I tried Freelancing on Fiverr — 3 lessons I’ve learned

Things you better keep in mind if you use Fiverr, a gig economy platform.

Konstantin Münster Avatar
Konstantin Münster
19 May 2019
5 min read
Read on Medium
I tried Freelancing on Fiverr — 3 lessons I’ve learned
Photo by Shane Rounce on Unsplash

Fiverr is a picture-perfect example for the new thriving gig economy. While some people complain about those business models over and over again, others are making an enviable living on platforms like Fiverr and use it for building a personal brand, in addition.

Attracted by benefits like being able to work remotely wherever you want or choosing new projects and clients independently, I thought a lot about starting my own freelancing business as a web designer / web developer. However, I haven’t done it so far for several reasons but I wanted to test it anyway without going all in and quitting my current job.

Therefore, I started my Fiverr business as a side project besides my regular job. Within the last 3 months, I have been working for several clients —and completed 7 projects in total. In this time, I learned quite a lot about how gig economy platforms like Fiverr work and what it takes to succeed there, even though the period wasn’t that long.

In this article, I want to share with you 3 lessons the gig economy taught me. So if you have sometimes thought about starting a business on Fiverr as well, this might be helpful for you.

1 — Don’t underestimate fees

Prices on Fiverr always look compelling — as long as we see them in a buyer’s perspective. Once you switch to the seller side of this platform, things can change dramatically. While prices are quite low on Fiverr in general, fees squeeze your earnings additionally. Of course, we all know that Fiverr is not acting as a charity organization and that they want to make some money as well — but I just want to emphasize that you should keep their fee system in mind before starting a business in this gig economy platform. For instance, Fiverr takes a fee of 20% for each order —this means that you would only earn $80 out of an initially very appealing looking $100 order. Furthermore, you probably have things like withdrawal fees and taxes on top which have to be deducted as well.

All in all, selling on Fiverr means that you have to accept that a huge share of your earnings goes into someone’s others pocket. Definitely, something you must be aware of before starting.

2 — Gigs can squeeze your creativity

Gigs can be defined as short-term engagements on particular projects. And that’s all that it is about. You really should take this literally. As I mentioned earlier, I finished 7 projects in 3 months — mainly projects where I created static websites or made minor Wordpress tweaks for clients. But there are also services like logo design where you most likely finish 7 projects just within a few days.

Over time, this can be really exhausting for your creativity.
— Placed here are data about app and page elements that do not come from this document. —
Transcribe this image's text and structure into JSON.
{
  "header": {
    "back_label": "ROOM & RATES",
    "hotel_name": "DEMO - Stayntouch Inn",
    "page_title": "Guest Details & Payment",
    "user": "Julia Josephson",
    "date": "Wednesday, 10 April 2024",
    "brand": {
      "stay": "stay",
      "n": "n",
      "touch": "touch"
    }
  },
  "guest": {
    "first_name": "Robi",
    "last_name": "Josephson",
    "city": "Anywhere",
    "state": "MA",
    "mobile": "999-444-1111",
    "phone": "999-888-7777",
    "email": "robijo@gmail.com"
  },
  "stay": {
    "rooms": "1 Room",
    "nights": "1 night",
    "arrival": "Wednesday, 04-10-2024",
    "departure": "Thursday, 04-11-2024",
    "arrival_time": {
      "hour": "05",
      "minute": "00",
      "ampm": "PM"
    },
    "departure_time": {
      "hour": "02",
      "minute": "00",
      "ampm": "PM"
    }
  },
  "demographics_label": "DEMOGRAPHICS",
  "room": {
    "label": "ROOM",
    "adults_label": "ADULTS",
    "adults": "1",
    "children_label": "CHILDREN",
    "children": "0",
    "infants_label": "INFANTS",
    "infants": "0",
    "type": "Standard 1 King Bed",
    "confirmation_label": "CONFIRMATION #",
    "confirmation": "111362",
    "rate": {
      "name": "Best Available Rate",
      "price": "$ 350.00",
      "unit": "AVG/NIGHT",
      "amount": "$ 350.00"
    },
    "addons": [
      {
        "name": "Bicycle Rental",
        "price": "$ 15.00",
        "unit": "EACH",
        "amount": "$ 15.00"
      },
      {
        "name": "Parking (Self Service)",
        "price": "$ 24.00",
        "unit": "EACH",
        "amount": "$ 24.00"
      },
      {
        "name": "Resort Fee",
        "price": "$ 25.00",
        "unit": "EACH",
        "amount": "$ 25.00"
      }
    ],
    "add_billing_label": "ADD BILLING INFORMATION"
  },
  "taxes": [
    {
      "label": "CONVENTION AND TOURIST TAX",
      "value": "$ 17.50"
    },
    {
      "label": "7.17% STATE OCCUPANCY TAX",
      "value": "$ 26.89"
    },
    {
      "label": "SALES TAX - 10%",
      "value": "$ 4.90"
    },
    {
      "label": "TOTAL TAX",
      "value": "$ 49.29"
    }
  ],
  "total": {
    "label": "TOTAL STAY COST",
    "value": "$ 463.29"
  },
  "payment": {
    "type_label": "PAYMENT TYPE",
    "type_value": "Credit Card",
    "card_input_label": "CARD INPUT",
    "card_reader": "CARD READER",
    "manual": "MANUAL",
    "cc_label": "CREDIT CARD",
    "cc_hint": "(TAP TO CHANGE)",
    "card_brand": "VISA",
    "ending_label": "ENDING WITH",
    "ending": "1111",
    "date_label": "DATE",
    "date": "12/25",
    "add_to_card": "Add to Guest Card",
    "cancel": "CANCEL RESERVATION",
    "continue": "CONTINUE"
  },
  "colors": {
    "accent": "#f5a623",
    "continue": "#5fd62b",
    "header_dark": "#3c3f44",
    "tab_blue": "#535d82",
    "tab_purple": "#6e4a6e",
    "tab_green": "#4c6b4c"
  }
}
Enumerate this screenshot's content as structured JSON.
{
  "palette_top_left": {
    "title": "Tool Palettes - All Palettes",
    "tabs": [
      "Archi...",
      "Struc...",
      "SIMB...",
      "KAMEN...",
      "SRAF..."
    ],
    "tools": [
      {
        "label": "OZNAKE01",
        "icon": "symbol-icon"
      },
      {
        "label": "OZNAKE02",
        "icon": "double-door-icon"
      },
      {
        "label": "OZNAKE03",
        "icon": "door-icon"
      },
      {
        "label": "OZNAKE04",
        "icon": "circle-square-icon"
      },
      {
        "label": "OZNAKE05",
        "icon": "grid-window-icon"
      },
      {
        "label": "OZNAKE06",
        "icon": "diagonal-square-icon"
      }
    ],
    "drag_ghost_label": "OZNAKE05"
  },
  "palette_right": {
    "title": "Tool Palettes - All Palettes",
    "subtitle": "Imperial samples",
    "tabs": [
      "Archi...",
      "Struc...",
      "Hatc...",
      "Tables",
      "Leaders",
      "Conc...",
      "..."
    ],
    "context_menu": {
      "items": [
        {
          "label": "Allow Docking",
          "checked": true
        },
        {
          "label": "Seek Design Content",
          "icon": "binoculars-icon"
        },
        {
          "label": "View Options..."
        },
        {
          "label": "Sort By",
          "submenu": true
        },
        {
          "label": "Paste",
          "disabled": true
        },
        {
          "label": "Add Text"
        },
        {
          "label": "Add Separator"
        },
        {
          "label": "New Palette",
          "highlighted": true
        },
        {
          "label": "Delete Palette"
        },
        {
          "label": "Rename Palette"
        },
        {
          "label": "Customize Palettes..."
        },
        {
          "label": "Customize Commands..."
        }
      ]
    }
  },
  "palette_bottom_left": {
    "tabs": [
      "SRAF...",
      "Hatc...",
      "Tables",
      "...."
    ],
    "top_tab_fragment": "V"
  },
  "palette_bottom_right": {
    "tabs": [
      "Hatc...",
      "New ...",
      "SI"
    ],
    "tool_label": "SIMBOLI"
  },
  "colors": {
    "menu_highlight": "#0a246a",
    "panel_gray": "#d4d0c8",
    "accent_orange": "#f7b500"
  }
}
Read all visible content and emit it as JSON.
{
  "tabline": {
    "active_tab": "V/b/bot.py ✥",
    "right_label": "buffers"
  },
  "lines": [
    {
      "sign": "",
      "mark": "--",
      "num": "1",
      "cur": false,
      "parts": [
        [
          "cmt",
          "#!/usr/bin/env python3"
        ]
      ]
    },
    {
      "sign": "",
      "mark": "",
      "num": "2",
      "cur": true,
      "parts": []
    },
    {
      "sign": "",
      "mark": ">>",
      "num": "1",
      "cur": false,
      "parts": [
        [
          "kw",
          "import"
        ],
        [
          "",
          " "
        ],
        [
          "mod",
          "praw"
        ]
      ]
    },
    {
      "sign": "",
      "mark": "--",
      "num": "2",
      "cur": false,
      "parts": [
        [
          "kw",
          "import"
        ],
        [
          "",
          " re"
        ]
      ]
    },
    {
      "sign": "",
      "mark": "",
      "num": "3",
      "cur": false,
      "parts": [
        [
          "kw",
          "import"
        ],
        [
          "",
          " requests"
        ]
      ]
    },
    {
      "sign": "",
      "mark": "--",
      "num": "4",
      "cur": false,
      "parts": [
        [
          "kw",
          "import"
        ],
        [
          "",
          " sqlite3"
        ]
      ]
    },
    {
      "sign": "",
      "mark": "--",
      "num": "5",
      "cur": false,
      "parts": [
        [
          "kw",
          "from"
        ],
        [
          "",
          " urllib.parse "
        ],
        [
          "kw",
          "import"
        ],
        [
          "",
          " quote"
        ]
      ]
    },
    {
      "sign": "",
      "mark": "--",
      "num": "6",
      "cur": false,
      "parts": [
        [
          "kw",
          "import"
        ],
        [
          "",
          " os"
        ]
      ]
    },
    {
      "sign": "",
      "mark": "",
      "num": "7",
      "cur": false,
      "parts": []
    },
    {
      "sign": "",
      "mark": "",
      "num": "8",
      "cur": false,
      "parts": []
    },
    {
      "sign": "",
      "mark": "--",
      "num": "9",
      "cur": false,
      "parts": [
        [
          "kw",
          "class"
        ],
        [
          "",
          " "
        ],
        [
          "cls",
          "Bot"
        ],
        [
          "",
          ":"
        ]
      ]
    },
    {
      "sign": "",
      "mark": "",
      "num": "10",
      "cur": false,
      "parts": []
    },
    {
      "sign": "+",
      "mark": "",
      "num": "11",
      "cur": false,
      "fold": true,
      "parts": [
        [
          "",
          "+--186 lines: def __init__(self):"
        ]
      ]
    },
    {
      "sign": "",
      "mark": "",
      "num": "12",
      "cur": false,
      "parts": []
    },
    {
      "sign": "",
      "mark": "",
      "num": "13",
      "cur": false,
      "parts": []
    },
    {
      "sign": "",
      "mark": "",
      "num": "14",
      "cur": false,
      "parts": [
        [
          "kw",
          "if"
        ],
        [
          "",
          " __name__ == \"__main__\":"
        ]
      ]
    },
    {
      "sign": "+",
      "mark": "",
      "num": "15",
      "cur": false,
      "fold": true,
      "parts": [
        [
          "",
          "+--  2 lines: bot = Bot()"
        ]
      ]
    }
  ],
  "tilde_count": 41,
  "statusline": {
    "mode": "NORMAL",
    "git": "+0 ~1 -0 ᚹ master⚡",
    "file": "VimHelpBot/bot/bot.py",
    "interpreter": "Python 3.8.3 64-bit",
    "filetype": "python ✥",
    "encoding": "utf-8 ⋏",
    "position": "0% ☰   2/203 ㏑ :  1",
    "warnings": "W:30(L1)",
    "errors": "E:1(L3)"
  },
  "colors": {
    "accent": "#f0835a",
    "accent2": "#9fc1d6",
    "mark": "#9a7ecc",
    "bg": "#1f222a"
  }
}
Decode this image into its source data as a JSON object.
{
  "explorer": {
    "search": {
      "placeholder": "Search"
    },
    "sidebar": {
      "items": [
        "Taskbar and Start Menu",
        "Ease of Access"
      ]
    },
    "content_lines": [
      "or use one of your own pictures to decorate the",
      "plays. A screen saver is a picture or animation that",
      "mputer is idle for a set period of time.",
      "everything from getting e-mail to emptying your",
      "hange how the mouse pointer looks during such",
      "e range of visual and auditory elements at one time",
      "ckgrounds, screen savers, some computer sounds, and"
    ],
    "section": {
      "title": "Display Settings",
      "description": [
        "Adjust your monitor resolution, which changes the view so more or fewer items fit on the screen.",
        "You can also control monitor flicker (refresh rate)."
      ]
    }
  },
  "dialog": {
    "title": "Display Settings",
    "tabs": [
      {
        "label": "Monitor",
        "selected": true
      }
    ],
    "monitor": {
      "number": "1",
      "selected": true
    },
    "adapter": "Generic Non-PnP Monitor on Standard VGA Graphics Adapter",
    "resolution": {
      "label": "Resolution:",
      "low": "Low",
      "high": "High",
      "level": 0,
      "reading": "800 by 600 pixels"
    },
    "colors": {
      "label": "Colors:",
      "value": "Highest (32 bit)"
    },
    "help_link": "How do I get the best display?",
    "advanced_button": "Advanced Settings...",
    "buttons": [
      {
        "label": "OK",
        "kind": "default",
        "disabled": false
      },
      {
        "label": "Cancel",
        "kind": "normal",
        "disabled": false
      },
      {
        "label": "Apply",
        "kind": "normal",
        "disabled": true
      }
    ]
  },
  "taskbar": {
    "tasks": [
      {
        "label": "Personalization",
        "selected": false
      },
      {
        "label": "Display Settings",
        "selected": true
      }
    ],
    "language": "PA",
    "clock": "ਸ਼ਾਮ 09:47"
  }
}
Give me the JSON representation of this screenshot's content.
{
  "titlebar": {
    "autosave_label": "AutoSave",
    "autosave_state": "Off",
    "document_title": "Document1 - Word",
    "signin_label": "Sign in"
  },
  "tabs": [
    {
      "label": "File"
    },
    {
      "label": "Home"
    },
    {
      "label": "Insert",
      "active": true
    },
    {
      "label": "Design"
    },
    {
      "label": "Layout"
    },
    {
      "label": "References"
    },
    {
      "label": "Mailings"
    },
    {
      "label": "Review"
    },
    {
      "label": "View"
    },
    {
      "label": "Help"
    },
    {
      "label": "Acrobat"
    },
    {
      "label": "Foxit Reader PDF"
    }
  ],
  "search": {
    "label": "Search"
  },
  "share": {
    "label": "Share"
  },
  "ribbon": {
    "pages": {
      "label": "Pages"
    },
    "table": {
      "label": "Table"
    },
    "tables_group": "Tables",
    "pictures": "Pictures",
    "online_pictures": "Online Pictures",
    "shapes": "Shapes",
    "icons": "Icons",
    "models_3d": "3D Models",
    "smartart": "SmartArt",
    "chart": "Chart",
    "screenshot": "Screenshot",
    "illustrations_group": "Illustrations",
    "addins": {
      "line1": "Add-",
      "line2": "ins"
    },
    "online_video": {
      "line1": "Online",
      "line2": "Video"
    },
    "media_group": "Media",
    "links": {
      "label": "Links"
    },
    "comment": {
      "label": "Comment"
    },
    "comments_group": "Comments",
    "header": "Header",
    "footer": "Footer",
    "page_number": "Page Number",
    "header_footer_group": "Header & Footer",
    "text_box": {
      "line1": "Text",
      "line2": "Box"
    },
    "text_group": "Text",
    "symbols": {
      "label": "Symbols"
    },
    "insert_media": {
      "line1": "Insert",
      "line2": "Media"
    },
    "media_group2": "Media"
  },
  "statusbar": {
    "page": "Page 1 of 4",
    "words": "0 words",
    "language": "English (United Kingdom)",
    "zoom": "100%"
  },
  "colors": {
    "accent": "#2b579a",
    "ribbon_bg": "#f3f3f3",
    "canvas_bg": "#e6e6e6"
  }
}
You always have to dive into new projects, new topics, and new design concepts — often on a daily basis. Maybe, this sounds compelling for you, but for me, it wasn’t. I really noticed how my motivation to create new astonishing designs and layouts faded away from project to project.

Though, the issue here is that the project size itself gets smaller and smaller but the creative and conceptional effort you have to invest in each project doesn’t — at least not in proportion to it. This really squeezes your creativity from time to time and made me occasionally feel unproductive and unsatisfied.

3 — Algorithms over everything

In the end, your success on Fiverr depends heavily on the fact whether their algorithms like you or not. The role of a platform business is to orchestrate supply and demand and to make sure that it enables the best matching interactions for both sides of the market. However, the amount of supply, meaning the offered services on Fiverr, can be frightening sometimes— especially when you are just starting off your business there. For instance, the logo design section includes over 80,000 services. How do you want to stick out of this gigantic mass? The answer is simple: You have to make friends with their algorithms in order to rank high in search results.

For achieving that friendship, you can do several things like reducing prices, identifying niche services, and begging for good recommendations. But in general, there are two major ways to gain leverage: irresistible prices or a great trust mark in terms of excellent ratings. Since the latter requires an existing presence on the platform, we can only make use of the price as our leverage in the first step.

And this puts you in a very bad situation in my opinion. Being highly dependent on such algorithms can get your prices down easily — just as a sacrifice for more visibility on the platform. Even though, you might gain more trust through first recommendations of your first projects. There will be always new competitors which enter the market and make use of low prices as their leverage. I think, only a few top sellers can really escape those price pressures we often see in the gig economy.

Photo by Jarek Ceborski on Unsplash

My resume

Overall, being part of the Fiverr seller community was a nice experience. Even though I have been working only for 3 months part-time as a freelance web designer, I learned a lot about this industry and Fiverr as a gig economy platform. In my opinion, platforms like Fiverr can be a great opportunity for freelancers to land new projects quickly. This makes it especially useful for new freelancers who want to try out if this type of business is something they can do for a living or not. Register, create a gig and finish a few first projects — it’s as simple like this. So go ahead if you ever thought about giving this freelance thing a chance.

However in my case, due to small project sizes, the fast pace on the platform itself and a rather price-sensitive customer audience, I wouldn’t strive for a full-time Fiverr freelancing career though — but that’s something you might have to figure out for yourself.